Radiological signs of collapse Direct Displacement of interlobar fissures Loss of aeration Vascular or bronchial crowding
Radiological signs of collapse Indirect Elevation of hemidiaphragm Mediastinal displacement Hilar diaplacement Compensatory hyperinflation
Frontal and lateral chest radiographs. The cause of the collapse is a bronchogenic carcinoma; the endobronchial component is visible as an abrupt cut-off of the left main bronchus. There is marked displacement of the right lung anteriorly and posteriorly across the midline (arrows). Note the marked anterior hyperlucency of the thorax on the lateral view.
Herniation of both retrosternal lung and azygo- esophageal reflection.

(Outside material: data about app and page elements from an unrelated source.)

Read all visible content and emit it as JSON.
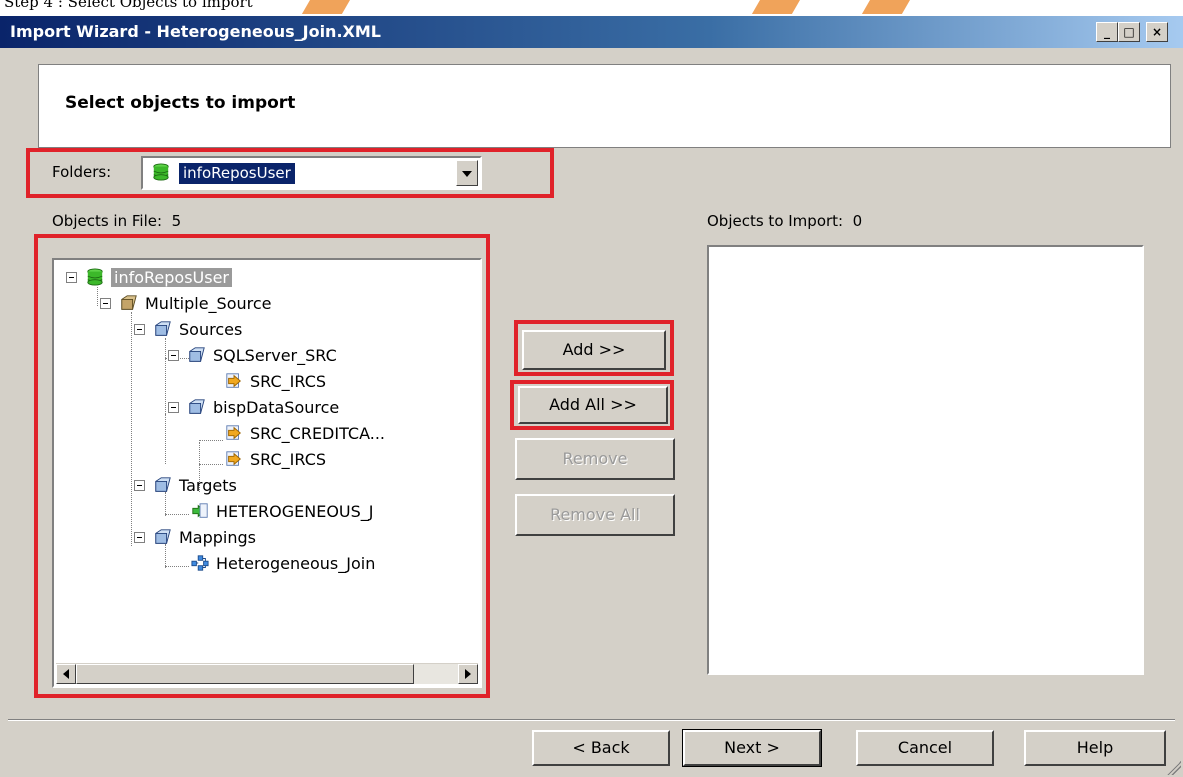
{
  "doc_strip": {
    "text": "Step 4 : Select Objects to import"
  },
  "window": {
    "title": "Import Wizard - Heterogeneous_Join.XML",
    "controls": {
      "minimize": "_",
      "maximize": "□",
      "close": "×"
    }
  },
  "header": {
    "title": "Select objects to import"
  },
  "folders": {
    "label": "Folders:",
    "selected": "infoReposUser"
  },
  "objects_in_file": {
    "label": "Objects in File:",
    "count": "5"
  },
  "objects_to_import": {
    "label": "Objects to Import:",
    "count": "0"
  },
  "tree": {
    "root": {
      "label": "infoReposUser",
      "icon": "database-icon"
    },
    "folder": {
      "label": "Multiple_Source",
      "icon": "folder-icon"
    },
    "sources": {
      "label": "Sources",
      "icon": "folder-icon"
    },
    "sqlserver": {
      "label": "SQLServer_SRC",
      "icon": "folder-icon"
    },
    "sqlserver_src_ircs": {
      "label": "SRC_IRCS",
      "icon": "source-icon"
    },
    "bisp": {
      "label": "bispDataSource",
      "icon": "folder-icon"
    },
    "bisp_src_credit": {
      "label": "SRC_CREDITCA...",
      "icon": "source-icon"
    },
    "bisp_src_ircs": {
      "label": "SRC_IRCS",
      "icon": "source-icon"
    },
    "targets": {
      "label": "Targets",
      "icon": "folder-icon"
    },
    "target_item": {
      "label": "HETEROGENEOUS_J",
      "icon": "target-icon"
    },
    "mappings": {
      "label": "Mappings",
      "icon": "folder-icon"
    },
    "mapping_item": {
      "label": "Heterogeneous_Join",
      "icon": "mapping-icon"
    }
  },
  "buttons": {
    "add": "Add  >>",
    "add_all": "Add All >>",
    "remove": "Remove",
    "remove_all": "Remove All",
    "back": "< Back",
    "next": "Next >",
    "cancel": "Cancel",
    "help": "Help"
  },
  "colors": {
    "highlight_box": "#e0222a",
    "dialog_bg": "#d4d0c8",
    "title_bar": "#0a246a"
  }
}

Complete collapse of the left lung. The tip of the endotracheal tube is beyond the carina and down the right bronchus, causing collapse of the left lung and compensatory hyperinflation of the right lung which has herniated across the midline.
Total right lung collapse in a neonate. The patient was ventilated for respiratory distress syndrome and the cause of the total lung collapse was a mucus plug
Signs in collapse Shifting granuloma sign: change in position of the granuloma d/t hyperinflation
Luftsichel sign: overinflated segment of the ipsilateral lower lobe occupies the space between the mediastinum and the medial aspect of the collapsed upper lobe resulting in a paramedian translucency. This sign is commoner on the left side.
Juxtaphrenic peak sign: upper lobe collapse (both upper and middle lobe on the right side) causes a small triangular density at the highest point of the dome of diaphragm d/t traction and reorientation of inferior accessory fissure.
Golden S sign: the combination of collapse and mass centrally results in a focal convexity with a concave outine peripherally (sign is useful only for right upper lobe and bilateral lower lobe)
CT equivalent of Golden S sign: concavity of fissure with adjacent convexity (useful in all lobes), highly suggestive of bronchogenic carcinoma.
CT mucus bronchogram sign: on contrast enhanced CT there are low attenuation areas within the high attenuation collaped lung representing inspissated secretions in airways.
Superior triangle sign: triangular density to the right of mediastinum seen in right lower lobe collapse d/t displacement of anterior junctional structures.
Combined right middle and right lower lobe collapse. On the frontal view the increased density extends to the right costophrenic angle. On the lateral view the increased density also extends from the anterior to the posterior chest wall. The cause in this case was a bronchogenic carcinoma obstructing the bronchus intermedius
Bilateral lower lobe collapse. Bilateral triangular densities are seen with obscuration of the medial portions of the hemidiaphragm s. The cause was mucous plugging
Consolidation Defined as the decreased volume of air in the lung, with normal lung volume.
Common causes Pnemonia Cardiogenic/non cardiogenic pulmonary edema Hemorrhage Aspiration Neoplasms like alveolar cell carcinoma Alveolar proteinosis
Air bronchogram sign: It is produced by the radiographic contrast between the column of air in airway and the surrounding opaque acini.